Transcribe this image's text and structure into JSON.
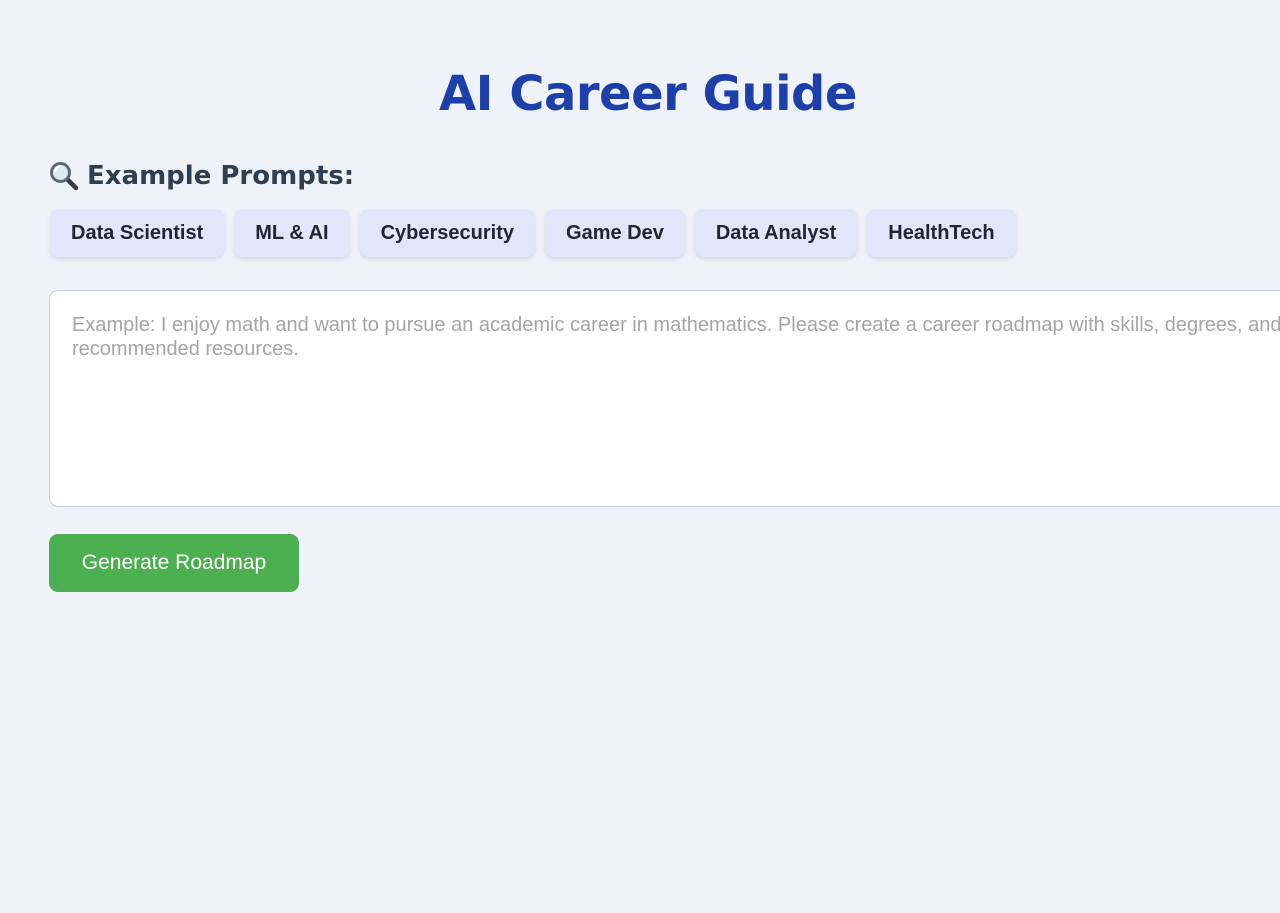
{
  "header": {
    "title": "AI Career Guide"
  },
  "examples": {
    "heading": "Example Prompts:",
    "icon": "magnifying-glass-icon",
    "chips": [
      {
        "label": "Data Scientist"
      },
      {
        "label": "ML & AI"
      },
      {
        "label": "Cybersecurity"
      },
      {
        "label": "Game Dev"
      },
      {
        "label": "Data Analyst"
      },
      {
        "label": "HealthTech"
      }
    ]
  },
  "prompt": {
    "value": "",
    "placeholder": "Example: I enjoy math and want to pursue an academic career in mathematics. Please create a career roadmap with skills, degrees, and recommended resources."
  },
  "actions": {
    "generate_label": "Generate Roadmap"
  },
  "colors": {
    "background": "#eff3f9",
    "title": "#1c3faa",
    "chip_background": "#e2e6fb",
    "primary_button": "#4caf50"
  }
}
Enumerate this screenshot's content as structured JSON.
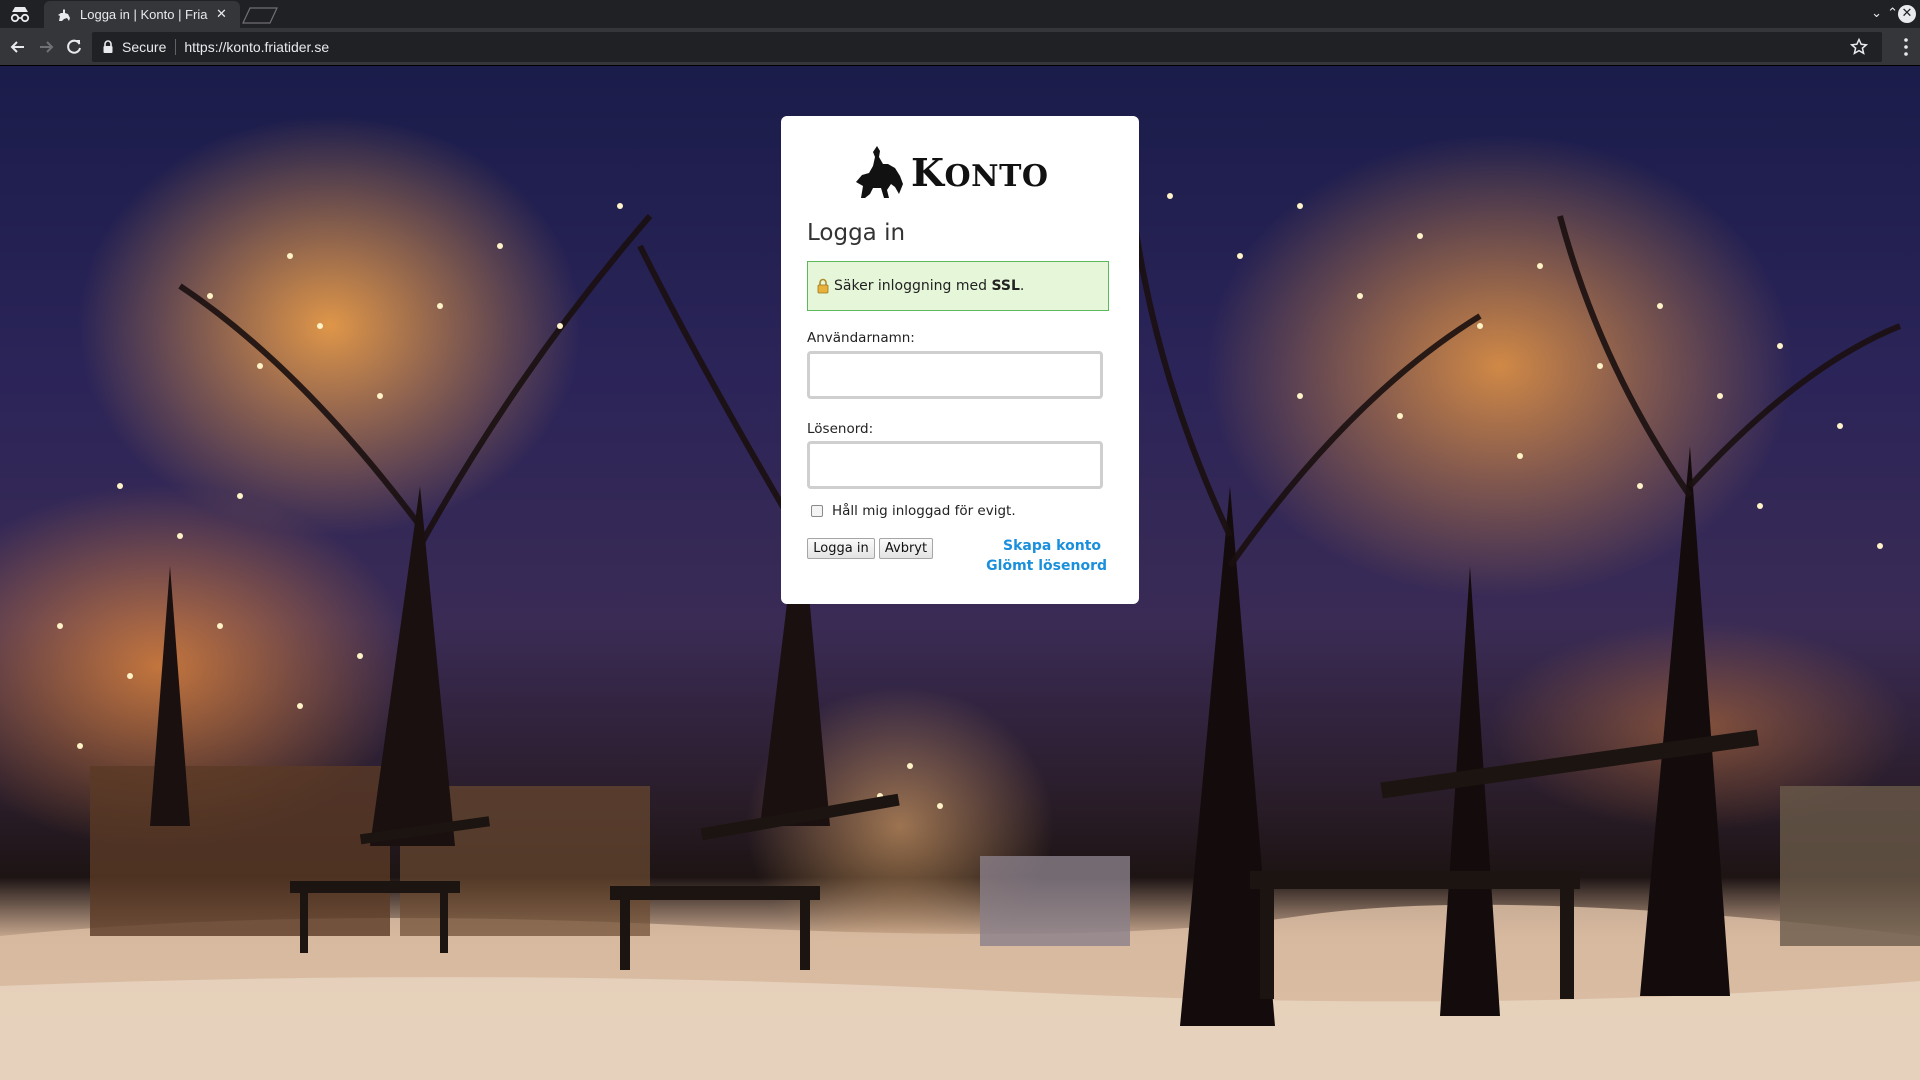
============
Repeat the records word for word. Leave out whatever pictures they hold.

* Result below *
Transcribe this image's text and structure into JSON.
{
  "header": {
    "title": "AI Career Guide"
  },
  "examples": {
    "heading": "Example Prompts:",
    "icon": "magnifying-glass-icon",
    "chips": [
      {
        "label": "Data Scientist"
      },
      {
        "label": "ML & AI"
      },
      {
        "label": "Cybersecurity"
      },
      {
        "label": "Game Dev"
      },
      {
        "label": "Data Analyst"
      },
      {
        "label": "HealthTech"
      }
    ]
  },
  "prompt": {
    "value": "",
    "placeholder": "Example: I enjoy math and want to pursue an academic career in mathematics. Please create a career roadmap with skills, degrees, and recommended resources."
  },
  "actions": {
    "generate_label": "Generate Roadmap"
  },
  "colors": {
    "background": "#eff3f9",
    "title": "#1c3faa",
    "chip_background": "#e2e6fb",
    "primary_button": "#4caf50"
  }
}
Enumerate this screenshot's content as structured JSON.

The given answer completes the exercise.